It was an interstellar transport, though it looked like it had a pretty rough time of the landing. A crash, you might call it. Looked like a beached whale after a couple weeks of decomposing beneath a sky without an ozone and getting picked apart by scavengers.
Eta Leporis B didn’t have whales, but it had scavengers.
A figure waved its hands overhead from near the wreckage, flagging us down. Don’t worry, we see you. Loud Mouth squealed and Deadeye fell silent. A starving dog with a steak sandwich doesn’t get this excited. We slowed the sand-schooner to a stop in front of the survivor. He’s gonna wish he died in the crash.
“Oh, thank the stars!” he said. “We need help. I’m Niles.”
Deadeye licked his lips. “Well I’m Deadeye, and this here’s Loud Mouth.” Loud Mouth opened his tongueless toothless maw and made a sound like purring while drooling all over himself.
“I’m Handy Man,” I said, and I waved my stump in the air.
“You said we?” asked Deadeye. “How many meat popsicles does this boat hold?”
Niles began to back away. He was figuring it out; his face really said it all. Out of the frying pan and all that.
Deadeye was on him in seconds. Niles was loud for a long while, just screaming and wailing and calling us all sorts of foul things. But on E-L-B you had to make your own fun.
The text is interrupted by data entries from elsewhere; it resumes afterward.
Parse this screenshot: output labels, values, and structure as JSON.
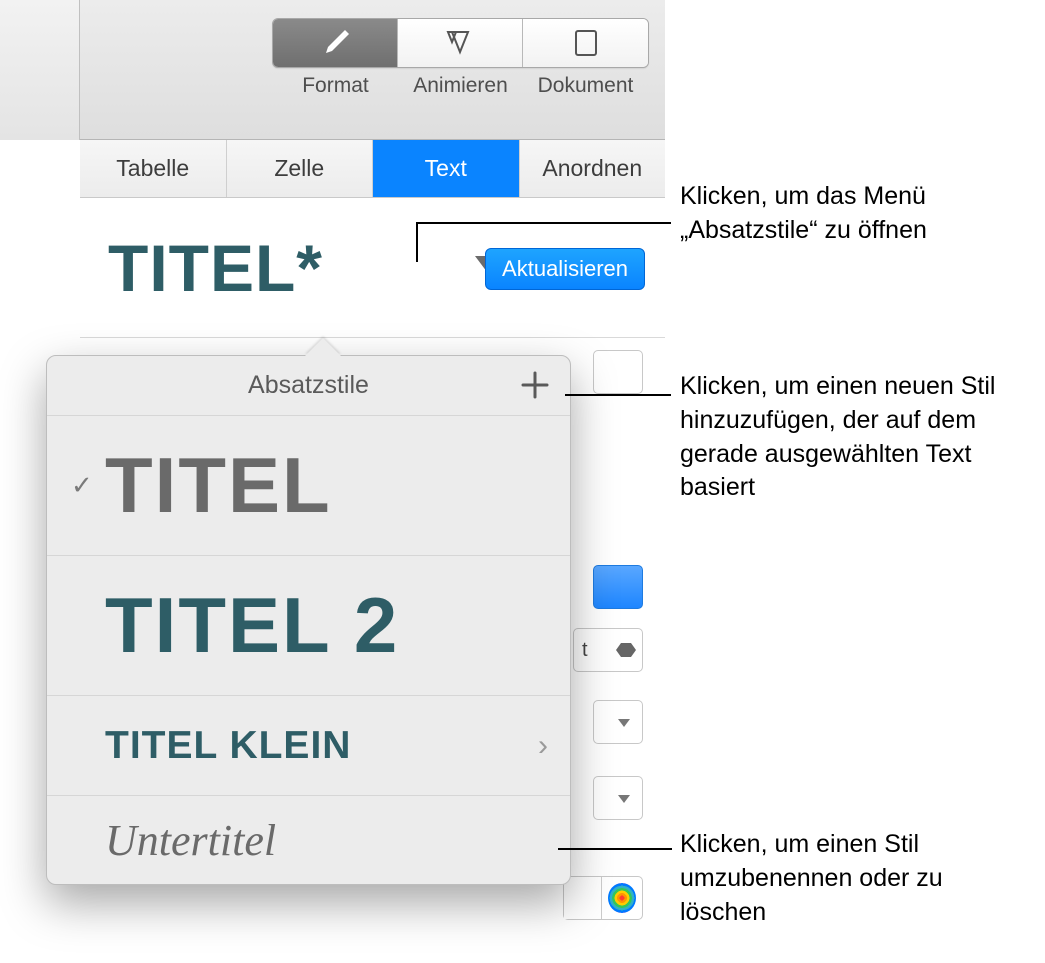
{
  "toolbar": {
    "format": "Format",
    "animate": "Animieren",
    "document": "Dokument"
  },
  "inspector_tabs": {
    "table": "Tabelle",
    "cell": "Zelle",
    "text": "Text",
    "arrange": "Anordnen"
  },
  "style_row": {
    "style_name": "TITEL*",
    "update_label": "Aktualisieren"
  },
  "popover": {
    "title": "Absatzstile",
    "items": [
      {
        "label": "TITEL",
        "checked": true,
        "variant": "big_grey",
        "chevron": false
      },
      {
        "label": "TITEL 2",
        "checked": false,
        "variant": "big_teal",
        "chevron": false
      },
      {
        "label": "TITEL KLEIN",
        "checked": false,
        "variant": "med_teal",
        "chevron": true
      },
      {
        "label": "Untertitel",
        "checked": false,
        "variant": "subtitle",
        "chevron": false
      }
    ]
  },
  "hidden_controls": {
    "stepper_value": "t"
  },
  "callouts": {
    "open_menu": "Klicken, um das Menü „Absatzstile“ zu öffnen",
    "add_style": "Klicken, um einen neuen Stil hinzuzufügen, der auf dem gerade ausgewählten Text basiert",
    "rename_delete": "Klicken, um einen Stil umzubenennen oder zu löschen"
  }
}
When he ceased to be fun, we shut him up and left his leftovers in the open, and then went inside the wreckage. He’d still be where we left him when we came back out.